Humpback whales arrive in the Mediterranean to feed themselves
Although the presence of humpback whales in the Mediterranean has been considered unusual, it is known that their visits have increased in the last 150 years. Until now, there had been no clear reason, with various hypotheses being considered, including disorientation, the migratory routes of other species, etc. However, a recently published study by experts from the University of Seville and the Biological Research Area from the Seville Aquarium indicates that the actual motivation is the search for food.
This species travels long migration routes from feeding areas at the poles (both North and South) to the Equator.
"In spring of 2016, a single young humpback whale was detected alongside a boat used from sighting cetacean mammals in the area. For almost a month, it was possible to follow the animal within the bay of Algeciras, taking exhaustive data, accompanied by photographs for photo-identification and future tracking of the animal, as well as for checking that the animal did not have any kind of problem," says José Carlos García-Gómez, direct of the Marine Biology Laboratory at the University of Seville.

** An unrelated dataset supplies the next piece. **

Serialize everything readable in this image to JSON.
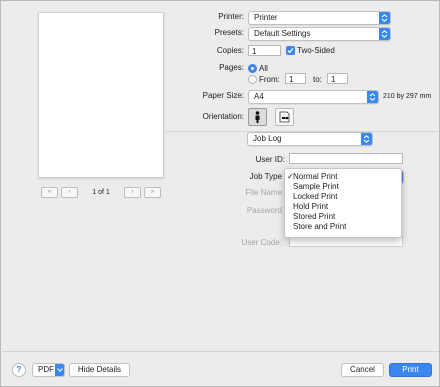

The whale was observed for two periods of consecutive days that coincided with spring tides, but was not observed during the period of neap tides. During the periods of observation, the whale exhibited feeding behaviour, diving while surrounded by ferries, cargo ships, and commercial and recreational activities. In addition, some of this species' possible prey was detected (both living and stranded on the coasts of the area), such as sandy swimming crabs (Liocarcinus depurator), northern krill (Meganyctiphanes norvegica) and spotted lanternfish (Myctophum punctatum), which can rise to the surface to capture their prey.
"This gave us a clue as to the reason for the presence of this species of whale in this sea," the researcher states.
In the study, the experts thoroughly revised the sightings of humpback whales in the Mediterranean and the exhaustive analysis of satellite cartography databases of chlorophyll concentration (and the inference from that of areas of primary production). This has allowed them to argue that humpback whales come into the Mediterranean to feed.
The fact that the majority of animals reported are young (apart from a historic sighting of a mother and calf) and also alone indicates that these whales probably come from the North Atlantic, with two Atlantic reproduction areas in the south, DPS1 and DPS2, toward which they migrate.
"In recent years, there have been changes both in climatic conditions and in the temperature of the sea, something which has been verified by many studies. If we add the exact coincidence of krill blooms in the Strait of Gibraltar with the presence of these whales, this could perhaps tell us that, in the near future, sightings of this species could increase in the Mediterranean. For this reason, it is considered imperative to implement preventive contingency and conservation plans for the species in this sea," adds José Carlos García.